His name was “Beans”.
I don’t know what his real name was. That’s all I knew. Everyone I knew called him Beans.
He taught me a lesson. And I still carry shame thinking about it.
There was another time in my life where I was married to someone else. I didn’t have any children yet. I was determined to make my “house” a home. Because it never felt quite right. We didn’t have a lot of money. But we weren’t poor either. We had a roof. Money to pay our bills. Comfort in the form of employment, shelter and food. But there was no life comfort. It wasn’t until I was out of there that I realized I was trying to “build” a life by building a house, a home. It didn’t occur to me then that the structure wasn’t what gave comfort.
I didn’t know that then. And it took me a long time to figure it out.
A mutual acquaintance, of ours and Beans, was selling a bed frame. It was a nice bed frame. I was also kind of clueless about the cost of things. I wanted a nice bed frame. I guess I shouldn’t say bed “frame”. It was the whole shebang. Headboard and footboard, both with carvings in them. The seller wanted $300 and was willing to take payments.
Somehow or another Beans was around when we were moving the bed frame to our house. I was standing outside on the back of someone’s truck. I don’t even remember who’s truck. I was looking at the bed lying there in pieces. I was suddenly struck by the idea that, uhm, I probably could have bought that in a store for the same price, new. Or maybe even less.
I looked at Beans and said “can you believe he wanted $300 for this! I can’t believe it. Do you think it’s worth $300?”
It sure looked different in pieces, on the back of a borrowed truck.
Beans was very quiet for a minute.
Finally I looked at him and quietly he said “it’s what you agreed to pay isn’t it?”. The other, unspoken words, were very loud in my ears. The seller didn’t make me buy this. He gave a price and I agreed. It was a deal I made.

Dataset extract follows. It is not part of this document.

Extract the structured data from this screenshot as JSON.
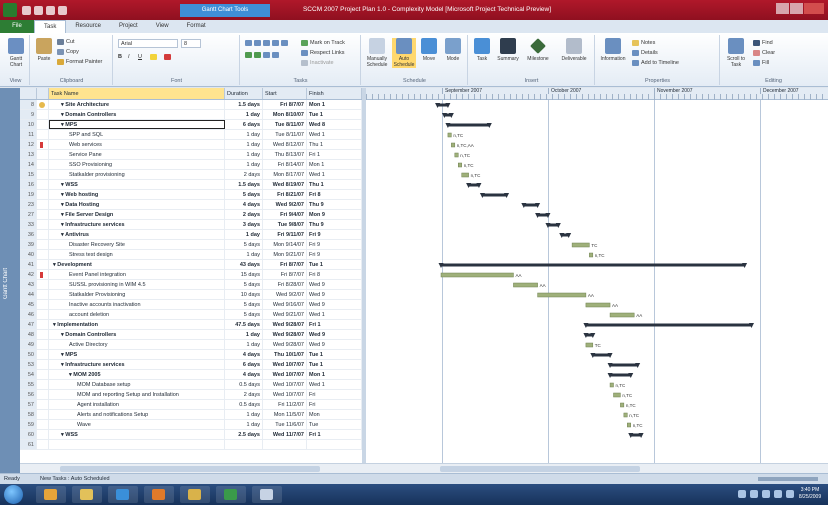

The visual of that moment is so alive in my head. It was hot out. Sunny. A beautiful day. Beans was older. His white hair was pretty against his dark skin. He was much older than I. A different generation. A different race. We came from different worlds. But I was too naive to even know that. It didn’t occur to me that we were different. His character showed me the difference. I remember looking at him at that moment. Seeing him as he must have been seeing me, wondering about me, and who I am or what kind of person I was. He didn’t lecture me or look at me with anything other than the question about my agreement. He wasn’t making any judgments. He was either deciding who I was, or wondering if I knew, myself, who I was. He was teaching me. And knew it was up to me how I interpreted this very simple lesson.
This was my word. And my agreement.
We carried the bed in and set it up.
The sellers ended up moving very soon after selling us the bed. Before I had it paid off. They never forwarded me their contact information, nor did they return for the payment I owed them. I never ended up paying them off. We lost contact.
But I have lived a very long time wanting to pay off that bed. Even if I ever found the seller I don’t think I could pay the cash, and ever feel like I paid off that bed.
I can’t pay for what I learned. From a very simple statement that a fella named Beans probably never thought twice about.
But I have thought twice, thrice and thousands of times about. Every time I’ve ever regretted making a promise or saying I would do something and then wishing I hadn’t. Or contemplated not following through. More times than I can count I have remembered Beans asking me “it’s what you agreed to pay isn’t it?”. Grant it, sometimes I sigh heavily when I remember it was something I agreed to do. But having made that agreement or commitment I feel an obligation to follow through. Because of a lesson in character taught to me a very long time ago.
I can see Beans standing by the truck, helping me. Waiting on me. To determine who I was. It’s like I’ve spent a good many moments of my life going back to that moment. And he and I are still there, always, to go back to. And what I do now, determines how he sees me, then. And he’s still looking at me. No judgement. He’s just patiently waiting to see who I decide to be. Everything I do is going to determine who I am, in his eyes, and in mine. He’s still looking at me. Still waiting. Sometimes I make him wait too long.
I don’t want to let him down. Every time I contemplate a decision about fulfilling who I am I see him there, still holding back any judgment, still looking at me.
I want to pay off that bed.
And I want to always remember my regret.
So I don’t forget my lesson.